* **Exercise description**
Reply only with how many lines below contain "name".
╭─ Provided information
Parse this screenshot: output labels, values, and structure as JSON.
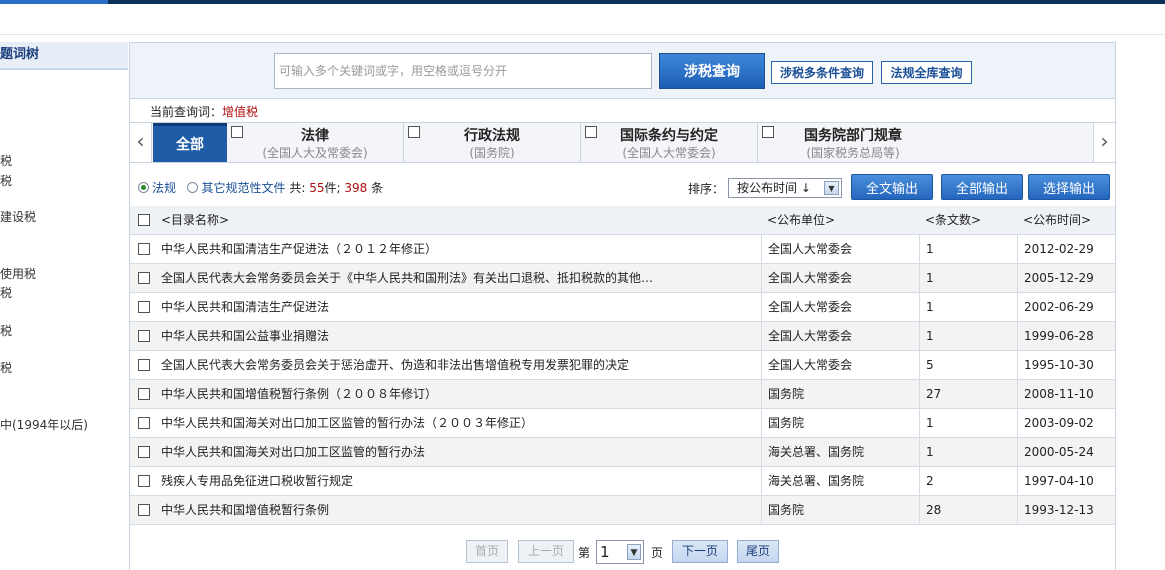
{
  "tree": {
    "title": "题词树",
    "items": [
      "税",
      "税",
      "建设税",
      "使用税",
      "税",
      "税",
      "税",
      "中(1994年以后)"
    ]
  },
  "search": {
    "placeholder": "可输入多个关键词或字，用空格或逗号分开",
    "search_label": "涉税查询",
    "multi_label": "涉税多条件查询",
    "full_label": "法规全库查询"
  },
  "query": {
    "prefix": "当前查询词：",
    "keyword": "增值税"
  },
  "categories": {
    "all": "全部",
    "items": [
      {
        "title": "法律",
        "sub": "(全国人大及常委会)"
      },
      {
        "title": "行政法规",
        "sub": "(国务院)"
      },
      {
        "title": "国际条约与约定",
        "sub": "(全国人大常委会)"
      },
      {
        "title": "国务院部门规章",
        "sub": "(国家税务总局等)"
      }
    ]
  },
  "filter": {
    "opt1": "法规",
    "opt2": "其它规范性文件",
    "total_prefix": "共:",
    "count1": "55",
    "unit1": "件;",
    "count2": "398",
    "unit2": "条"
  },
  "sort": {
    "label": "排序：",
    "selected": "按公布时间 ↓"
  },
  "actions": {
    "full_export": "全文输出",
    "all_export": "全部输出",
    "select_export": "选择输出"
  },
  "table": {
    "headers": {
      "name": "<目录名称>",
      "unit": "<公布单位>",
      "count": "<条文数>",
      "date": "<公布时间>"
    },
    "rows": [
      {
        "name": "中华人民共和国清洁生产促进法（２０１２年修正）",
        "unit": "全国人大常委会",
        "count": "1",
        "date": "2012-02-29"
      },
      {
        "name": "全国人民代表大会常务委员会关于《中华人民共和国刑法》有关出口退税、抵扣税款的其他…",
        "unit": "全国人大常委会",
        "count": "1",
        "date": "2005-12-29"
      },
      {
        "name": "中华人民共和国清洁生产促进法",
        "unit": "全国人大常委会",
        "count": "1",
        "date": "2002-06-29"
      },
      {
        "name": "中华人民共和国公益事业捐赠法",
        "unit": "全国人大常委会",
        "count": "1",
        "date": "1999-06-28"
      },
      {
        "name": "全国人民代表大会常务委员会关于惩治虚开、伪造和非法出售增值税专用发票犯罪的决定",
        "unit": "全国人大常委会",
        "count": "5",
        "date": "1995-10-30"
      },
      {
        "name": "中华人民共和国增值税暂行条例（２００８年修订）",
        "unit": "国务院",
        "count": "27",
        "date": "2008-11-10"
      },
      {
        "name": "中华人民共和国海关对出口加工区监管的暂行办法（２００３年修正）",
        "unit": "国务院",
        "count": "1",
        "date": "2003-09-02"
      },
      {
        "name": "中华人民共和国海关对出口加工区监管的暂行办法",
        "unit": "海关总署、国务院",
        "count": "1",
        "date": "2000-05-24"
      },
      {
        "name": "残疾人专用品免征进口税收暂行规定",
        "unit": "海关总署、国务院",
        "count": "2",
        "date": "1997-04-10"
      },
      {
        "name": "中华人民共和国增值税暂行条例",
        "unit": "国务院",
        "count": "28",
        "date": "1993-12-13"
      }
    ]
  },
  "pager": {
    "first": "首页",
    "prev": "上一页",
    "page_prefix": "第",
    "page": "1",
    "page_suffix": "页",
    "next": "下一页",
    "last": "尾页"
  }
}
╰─
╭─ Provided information
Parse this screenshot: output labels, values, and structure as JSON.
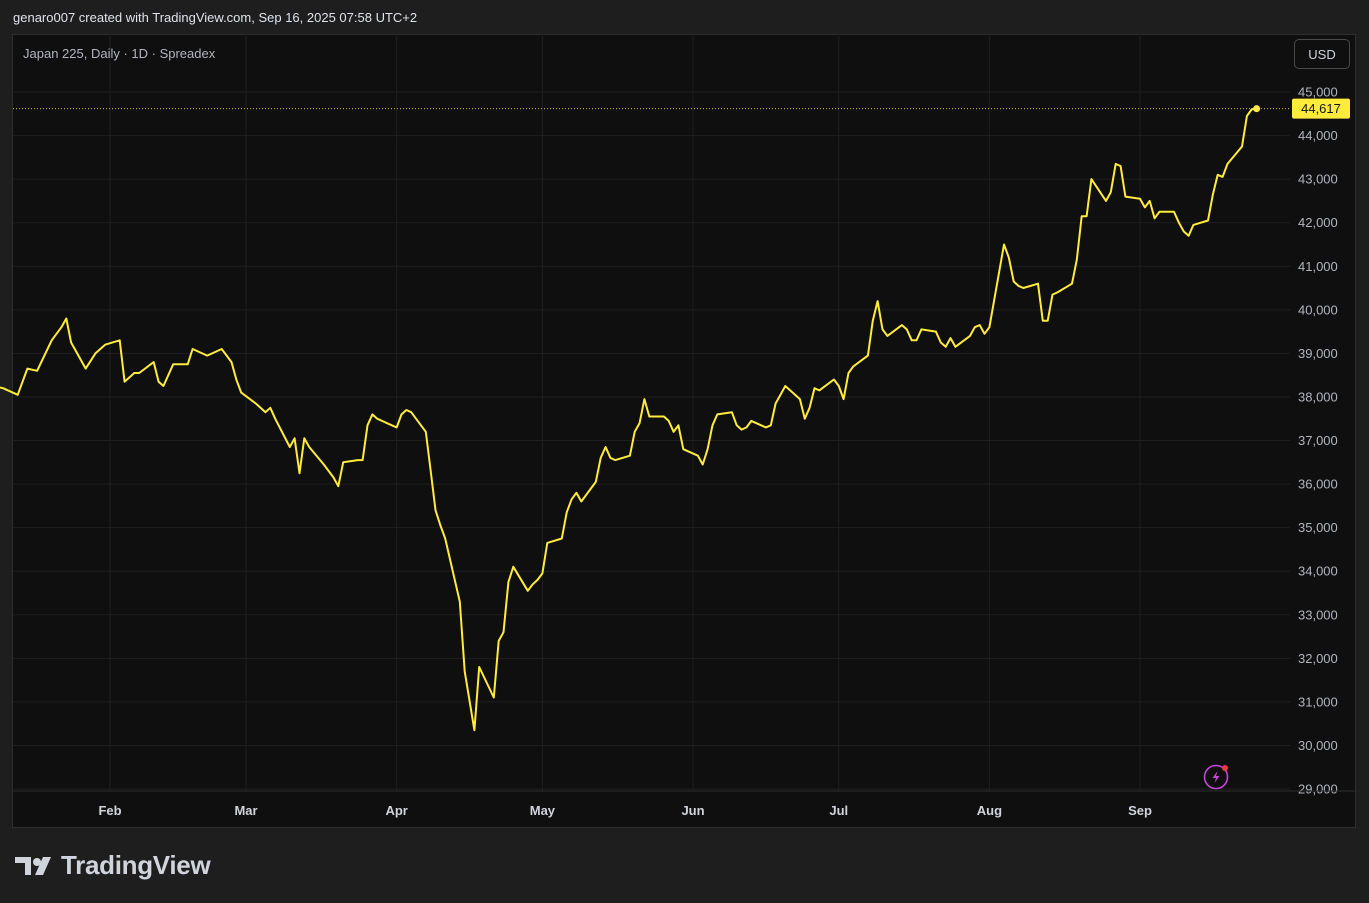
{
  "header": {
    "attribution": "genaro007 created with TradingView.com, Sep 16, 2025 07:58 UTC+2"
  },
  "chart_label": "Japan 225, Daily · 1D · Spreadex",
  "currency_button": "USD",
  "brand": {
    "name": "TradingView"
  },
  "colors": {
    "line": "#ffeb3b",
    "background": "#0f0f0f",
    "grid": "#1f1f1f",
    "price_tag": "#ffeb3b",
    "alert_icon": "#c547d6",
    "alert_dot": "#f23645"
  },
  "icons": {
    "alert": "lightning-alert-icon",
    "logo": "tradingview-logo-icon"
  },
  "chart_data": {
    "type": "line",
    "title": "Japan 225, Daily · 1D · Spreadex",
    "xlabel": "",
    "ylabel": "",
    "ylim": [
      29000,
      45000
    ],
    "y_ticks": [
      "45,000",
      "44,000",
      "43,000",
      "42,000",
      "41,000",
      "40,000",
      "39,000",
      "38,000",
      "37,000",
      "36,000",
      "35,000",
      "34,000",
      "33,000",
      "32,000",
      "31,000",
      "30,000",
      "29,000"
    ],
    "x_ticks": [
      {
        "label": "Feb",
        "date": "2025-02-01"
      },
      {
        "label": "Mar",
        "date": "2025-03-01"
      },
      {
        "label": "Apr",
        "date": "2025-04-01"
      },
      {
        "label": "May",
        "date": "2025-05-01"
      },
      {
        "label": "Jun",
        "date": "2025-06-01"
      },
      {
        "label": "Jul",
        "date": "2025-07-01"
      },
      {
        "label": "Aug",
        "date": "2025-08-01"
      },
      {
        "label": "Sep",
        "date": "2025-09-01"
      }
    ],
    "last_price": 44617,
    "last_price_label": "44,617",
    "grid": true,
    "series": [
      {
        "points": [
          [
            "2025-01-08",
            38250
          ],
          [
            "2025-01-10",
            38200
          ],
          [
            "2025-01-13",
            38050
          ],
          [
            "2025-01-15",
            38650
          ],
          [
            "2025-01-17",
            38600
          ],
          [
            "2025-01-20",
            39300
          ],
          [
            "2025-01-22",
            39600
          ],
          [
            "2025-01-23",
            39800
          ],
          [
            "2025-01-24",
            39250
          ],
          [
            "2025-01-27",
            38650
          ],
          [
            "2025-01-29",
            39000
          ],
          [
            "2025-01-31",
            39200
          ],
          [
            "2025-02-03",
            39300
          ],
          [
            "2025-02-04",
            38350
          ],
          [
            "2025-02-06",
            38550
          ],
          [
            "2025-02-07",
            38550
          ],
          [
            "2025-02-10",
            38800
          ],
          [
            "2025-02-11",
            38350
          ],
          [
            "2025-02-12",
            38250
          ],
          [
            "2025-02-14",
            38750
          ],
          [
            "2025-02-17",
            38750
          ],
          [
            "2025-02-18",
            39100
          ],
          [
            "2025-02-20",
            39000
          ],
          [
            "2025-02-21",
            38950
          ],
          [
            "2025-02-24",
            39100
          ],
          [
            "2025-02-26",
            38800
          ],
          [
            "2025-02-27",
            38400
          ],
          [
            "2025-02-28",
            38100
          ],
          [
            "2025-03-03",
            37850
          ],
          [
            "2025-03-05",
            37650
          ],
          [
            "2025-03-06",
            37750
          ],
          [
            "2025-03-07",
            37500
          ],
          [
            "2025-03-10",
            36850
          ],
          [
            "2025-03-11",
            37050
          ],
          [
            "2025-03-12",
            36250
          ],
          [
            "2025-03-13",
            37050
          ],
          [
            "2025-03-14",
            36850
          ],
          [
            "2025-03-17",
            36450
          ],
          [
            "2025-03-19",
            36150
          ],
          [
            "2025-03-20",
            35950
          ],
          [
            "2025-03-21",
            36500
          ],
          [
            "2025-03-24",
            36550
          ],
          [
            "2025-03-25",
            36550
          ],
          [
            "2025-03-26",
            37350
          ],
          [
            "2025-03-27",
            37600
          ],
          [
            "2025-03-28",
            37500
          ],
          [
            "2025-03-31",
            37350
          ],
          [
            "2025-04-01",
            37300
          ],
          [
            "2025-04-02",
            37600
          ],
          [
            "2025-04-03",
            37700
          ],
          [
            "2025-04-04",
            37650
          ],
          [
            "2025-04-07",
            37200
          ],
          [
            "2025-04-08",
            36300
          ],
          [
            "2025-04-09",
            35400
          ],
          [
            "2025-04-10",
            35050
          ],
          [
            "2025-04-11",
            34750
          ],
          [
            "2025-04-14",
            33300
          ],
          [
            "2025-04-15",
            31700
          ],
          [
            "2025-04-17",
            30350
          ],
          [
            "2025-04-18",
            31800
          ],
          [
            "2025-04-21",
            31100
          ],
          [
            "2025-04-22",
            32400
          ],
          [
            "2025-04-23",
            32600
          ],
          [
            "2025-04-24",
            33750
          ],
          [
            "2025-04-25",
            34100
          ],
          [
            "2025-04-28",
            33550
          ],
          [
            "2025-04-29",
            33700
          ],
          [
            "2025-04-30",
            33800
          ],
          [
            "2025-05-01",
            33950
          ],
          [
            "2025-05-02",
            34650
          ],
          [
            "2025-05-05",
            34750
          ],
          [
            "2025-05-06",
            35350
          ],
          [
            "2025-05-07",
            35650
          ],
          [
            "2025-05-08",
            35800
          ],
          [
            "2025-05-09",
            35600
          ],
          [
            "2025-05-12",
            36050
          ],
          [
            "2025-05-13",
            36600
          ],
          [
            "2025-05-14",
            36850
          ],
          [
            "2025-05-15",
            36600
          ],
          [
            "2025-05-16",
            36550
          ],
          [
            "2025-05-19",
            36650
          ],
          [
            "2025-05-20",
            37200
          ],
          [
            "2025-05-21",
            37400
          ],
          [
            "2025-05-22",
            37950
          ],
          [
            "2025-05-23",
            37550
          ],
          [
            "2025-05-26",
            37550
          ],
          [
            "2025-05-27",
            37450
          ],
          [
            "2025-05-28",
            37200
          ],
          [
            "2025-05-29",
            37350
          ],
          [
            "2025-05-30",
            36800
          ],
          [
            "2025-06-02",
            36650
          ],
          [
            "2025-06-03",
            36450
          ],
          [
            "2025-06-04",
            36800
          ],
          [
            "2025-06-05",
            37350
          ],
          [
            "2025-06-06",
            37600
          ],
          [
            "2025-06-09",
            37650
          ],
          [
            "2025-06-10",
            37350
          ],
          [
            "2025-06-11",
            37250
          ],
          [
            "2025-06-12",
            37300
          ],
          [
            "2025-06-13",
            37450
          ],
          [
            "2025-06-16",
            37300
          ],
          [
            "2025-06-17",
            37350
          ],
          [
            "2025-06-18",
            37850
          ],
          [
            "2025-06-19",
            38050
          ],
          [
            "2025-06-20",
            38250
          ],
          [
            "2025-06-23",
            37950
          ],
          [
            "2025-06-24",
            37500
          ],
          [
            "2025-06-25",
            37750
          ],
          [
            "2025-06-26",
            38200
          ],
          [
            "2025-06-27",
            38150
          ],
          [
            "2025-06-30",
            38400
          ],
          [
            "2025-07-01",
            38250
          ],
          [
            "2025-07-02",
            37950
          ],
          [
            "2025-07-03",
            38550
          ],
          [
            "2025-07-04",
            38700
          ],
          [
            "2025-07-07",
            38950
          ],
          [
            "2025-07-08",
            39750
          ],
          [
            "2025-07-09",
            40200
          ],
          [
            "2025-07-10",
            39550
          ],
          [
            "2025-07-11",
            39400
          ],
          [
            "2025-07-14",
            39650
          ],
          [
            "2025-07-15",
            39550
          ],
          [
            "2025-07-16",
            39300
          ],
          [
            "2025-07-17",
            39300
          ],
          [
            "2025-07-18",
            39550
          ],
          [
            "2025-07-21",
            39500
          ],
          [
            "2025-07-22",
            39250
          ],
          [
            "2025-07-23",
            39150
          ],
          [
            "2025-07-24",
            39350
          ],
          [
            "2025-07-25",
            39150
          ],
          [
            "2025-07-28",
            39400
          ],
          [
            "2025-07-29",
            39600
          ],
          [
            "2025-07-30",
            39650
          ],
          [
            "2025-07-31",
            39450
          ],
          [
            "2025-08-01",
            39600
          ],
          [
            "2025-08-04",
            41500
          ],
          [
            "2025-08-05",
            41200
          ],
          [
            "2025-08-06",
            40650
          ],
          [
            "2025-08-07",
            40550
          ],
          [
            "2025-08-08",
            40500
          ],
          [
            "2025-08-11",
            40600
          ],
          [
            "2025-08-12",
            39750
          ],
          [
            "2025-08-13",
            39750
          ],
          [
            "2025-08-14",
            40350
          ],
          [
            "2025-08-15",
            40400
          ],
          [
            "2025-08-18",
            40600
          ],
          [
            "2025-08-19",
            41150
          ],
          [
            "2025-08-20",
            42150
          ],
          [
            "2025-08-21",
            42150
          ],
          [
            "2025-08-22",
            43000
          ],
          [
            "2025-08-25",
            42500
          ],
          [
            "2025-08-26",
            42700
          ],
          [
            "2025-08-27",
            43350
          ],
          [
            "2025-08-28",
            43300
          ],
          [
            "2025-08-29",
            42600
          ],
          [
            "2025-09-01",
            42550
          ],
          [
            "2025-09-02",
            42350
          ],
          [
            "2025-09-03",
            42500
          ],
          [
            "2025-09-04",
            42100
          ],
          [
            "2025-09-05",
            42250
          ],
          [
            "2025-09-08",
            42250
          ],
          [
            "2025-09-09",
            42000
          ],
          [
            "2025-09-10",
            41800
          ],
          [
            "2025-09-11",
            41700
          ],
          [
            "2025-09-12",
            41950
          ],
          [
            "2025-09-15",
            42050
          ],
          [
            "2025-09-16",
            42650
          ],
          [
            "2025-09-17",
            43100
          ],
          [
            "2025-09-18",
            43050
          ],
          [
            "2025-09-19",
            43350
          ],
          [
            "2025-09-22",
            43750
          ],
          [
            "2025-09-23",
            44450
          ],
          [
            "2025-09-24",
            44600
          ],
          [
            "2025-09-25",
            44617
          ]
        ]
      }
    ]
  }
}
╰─
* **Answer section**
12